▶ _EXERCISE DIRECTIONS_:
Every line containing the word "this" is to be copied from the data below.

▶ _RECORDS FOR THE EXERCISE_:
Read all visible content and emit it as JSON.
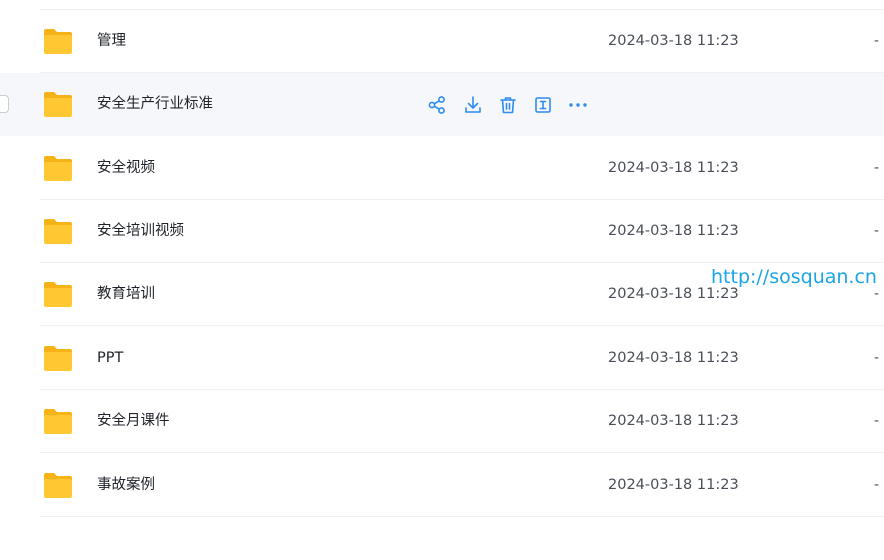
{
  "colors": {
    "folder_body": "#FFC833",
    "folder_tab": "#F5B318",
    "action_icon": "#2f8cf0",
    "hover_row": "#f5f7fb",
    "watermark": "#1aa5e6"
  },
  "rows": [
    {
      "name": "管理",
      "date": "2024-03-18 11:23",
      "size": "-",
      "icon": "folder-icon"
    },
    {
      "name": "安全生产行业标准",
      "date": "",
      "size": "",
      "icon": "folder-icon",
      "hovered": true,
      "actions": [
        "share-icon",
        "download-icon",
        "delete-icon",
        "rename-icon",
        "more-icon"
      ]
    },
    {
      "name": "安全视频",
      "date": "2024-03-18 11:23",
      "size": "-",
      "icon": "folder-icon"
    },
    {
      "name": "安全培训视频",
      "date": "2024-03-18 11:23",
      "size": "-",
      "icon": "folder-icon"
    },
    {
      "name": "教育培训",
      "date": "2024-03-18 11:23",
      "size": "-",
      "icon": "folder-icon"
    },
    {
      "name": "PPT",
      "date": "2024-03-18 11:23",
      "size": "-",
      "icon": "folder-icon"
    },
    {
      "name": "安全月课件",
      "date": "2024-03-18 11:23",
      "size": "-",
      "icon": "folder-icon"
    },
    {
      "name": "事故案例",
      "date": "2024-03-18 11:23",
      "size": "-",
      "icon": "folder-icon"
    }
  ],
  "watermark": "http://sosquan.cn"
}
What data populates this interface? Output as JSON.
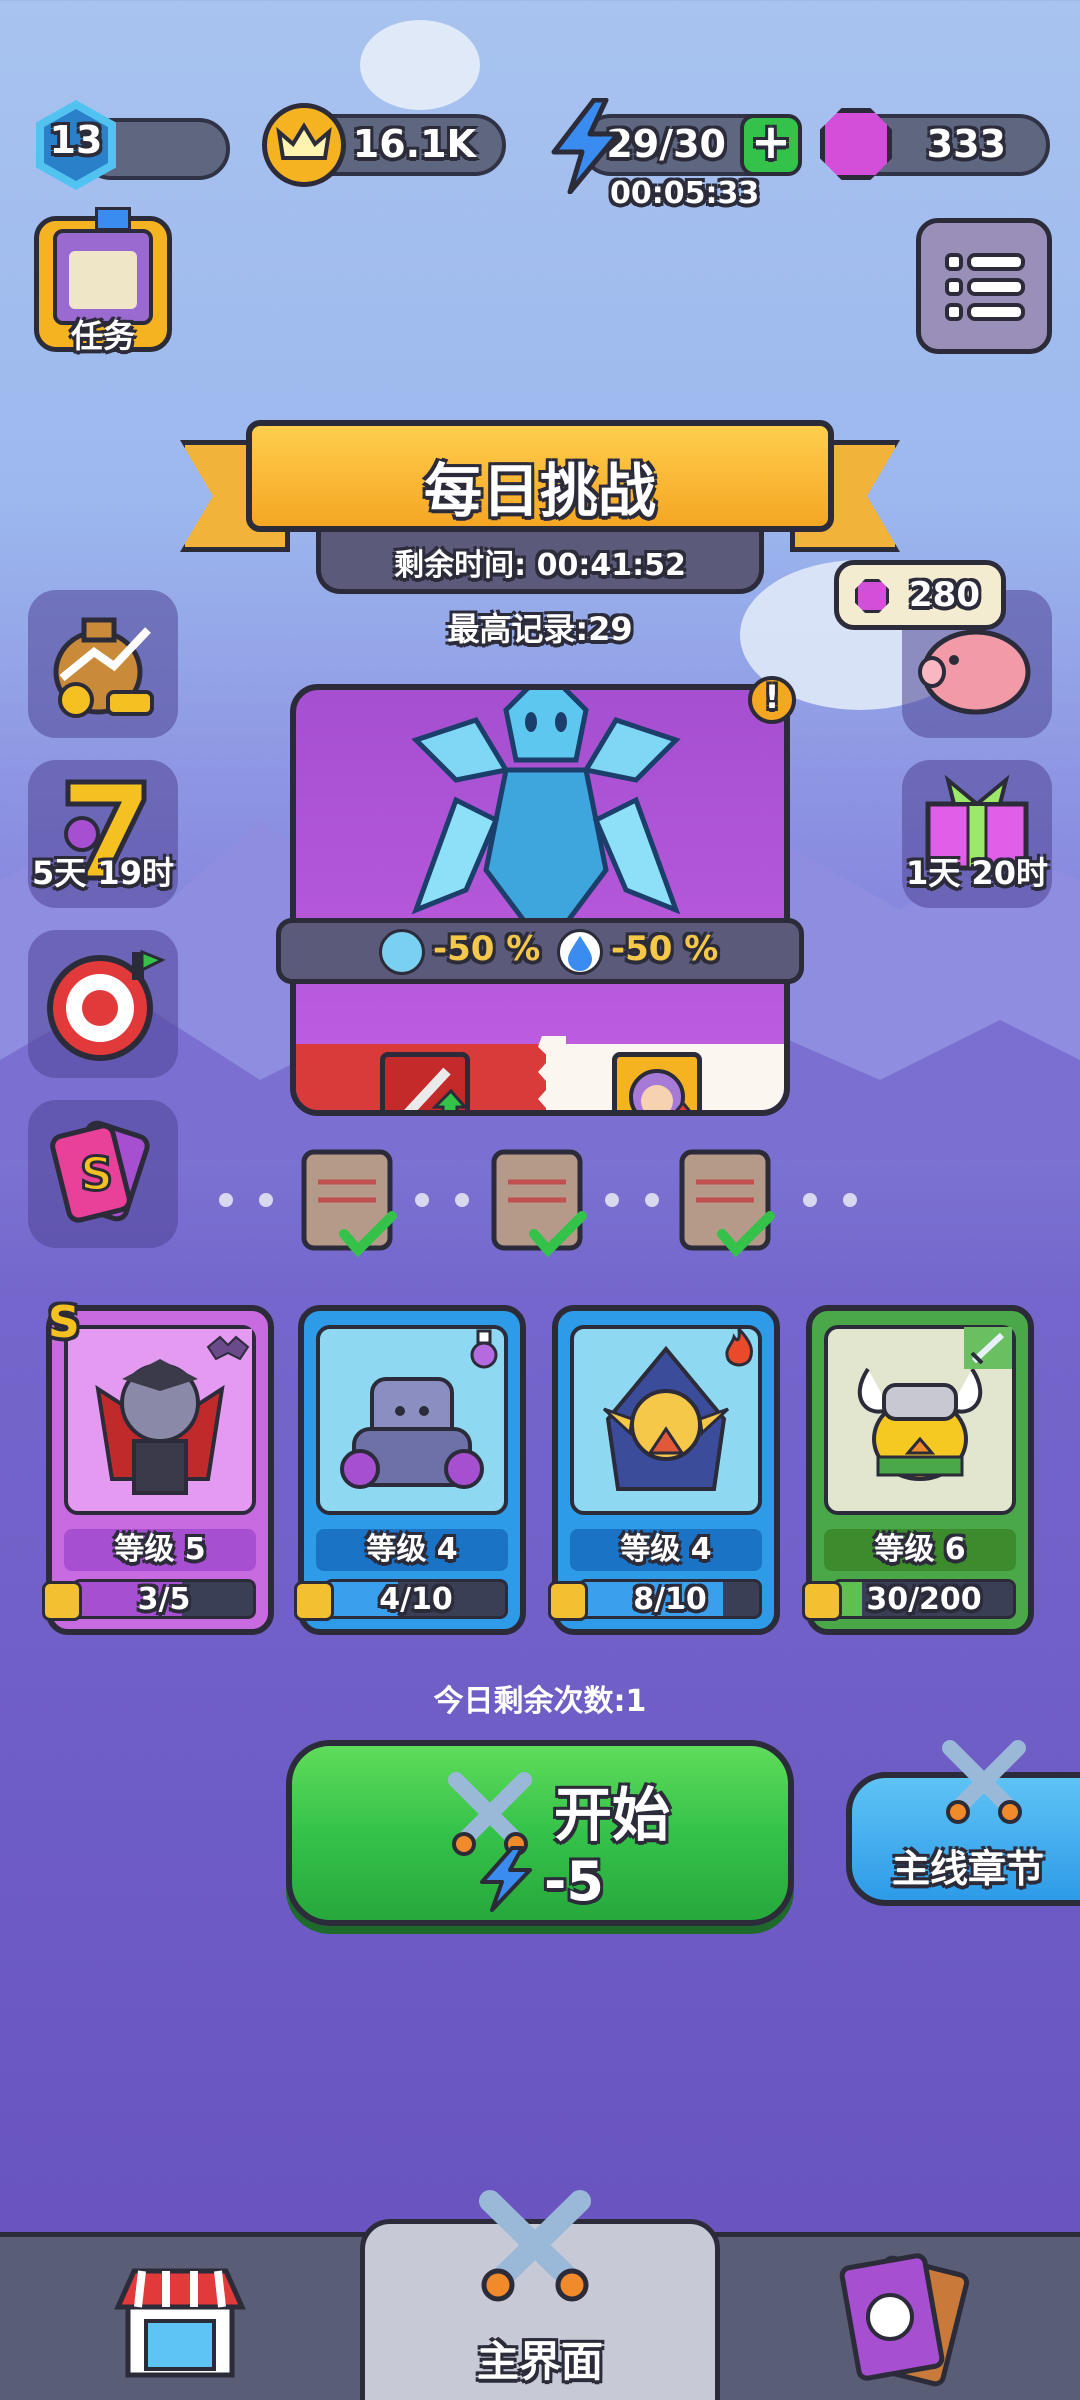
{
  "top_bar": {
    "level": "13",
    "level_progress": 0.08,
    "gold": "16.1K",
    "energy": "29/30",
    "energy_timer": "00:05:33",
    "gems": "333"
  },
  "left_menu": {
    "tasks_label": "任务",
    "event_timer": "5天 19时"
  },
  "right_menu": {
    "piggy_gems": "280",
    "gift_timer": "1天 20时"
  },
  "challenge": {
    "title": "每日挑战",
    "remaining_time": "剩余时间:  00:41:52",
    "best_record": "最高记录:29",
    "resist_1": "-50 %",
    "resist_2": "-50 %"
  },
  "heroes": [
    {
      "rank": "S",
      "level": "等级 5",
      "progress": "3/5",
      "progress_value": 0.6
    },
    {
      "level": "等级 4",
      "progress": "4/10",
      "progress_value": 0.4
    },
    {
      "level": "等级 4",
      "progress": "8/10",
      "progress_value": 0.8
    },
    {
      "level": "等级 6",
      "progress": "30/200",
      "progress_value": 0.15
    }
  ],
  "attempts_left": "今日剩余次数:1",
  "start_button": {
    "label": "开始",
    "cost": "-5"
  },
  "main_chapter_button": "主线章节",
  "bottom_nav": {
    "home_label": "主界面"
  },
  "colors": {
    "gold": "#f5b322",
    "energy": "#3a8cf0",
    "gem": "#d34fd9",
    "start_green": "#35c24a",
    "chapter_blue": "#2e9be8"
  }
}
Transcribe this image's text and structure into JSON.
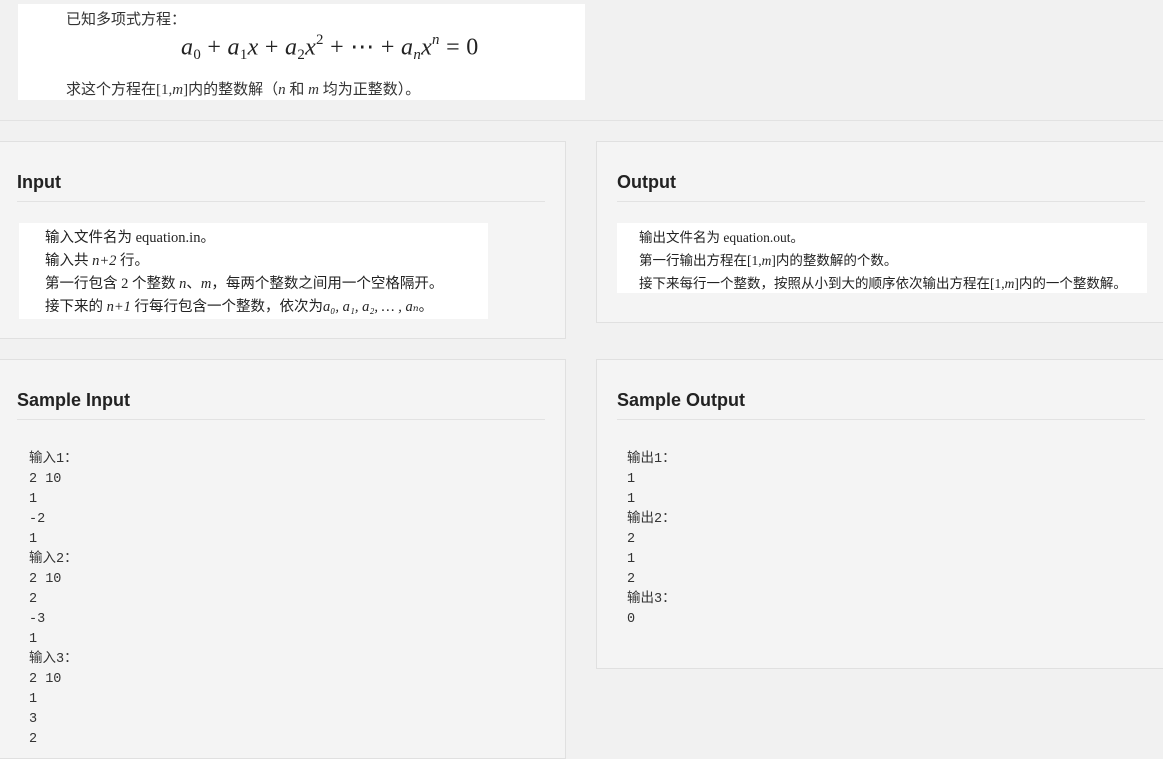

▶ _WRITTEN ANSWER_:
What data populates this interface? Output as JSON.
Transcribe this image's text and structure into JSON.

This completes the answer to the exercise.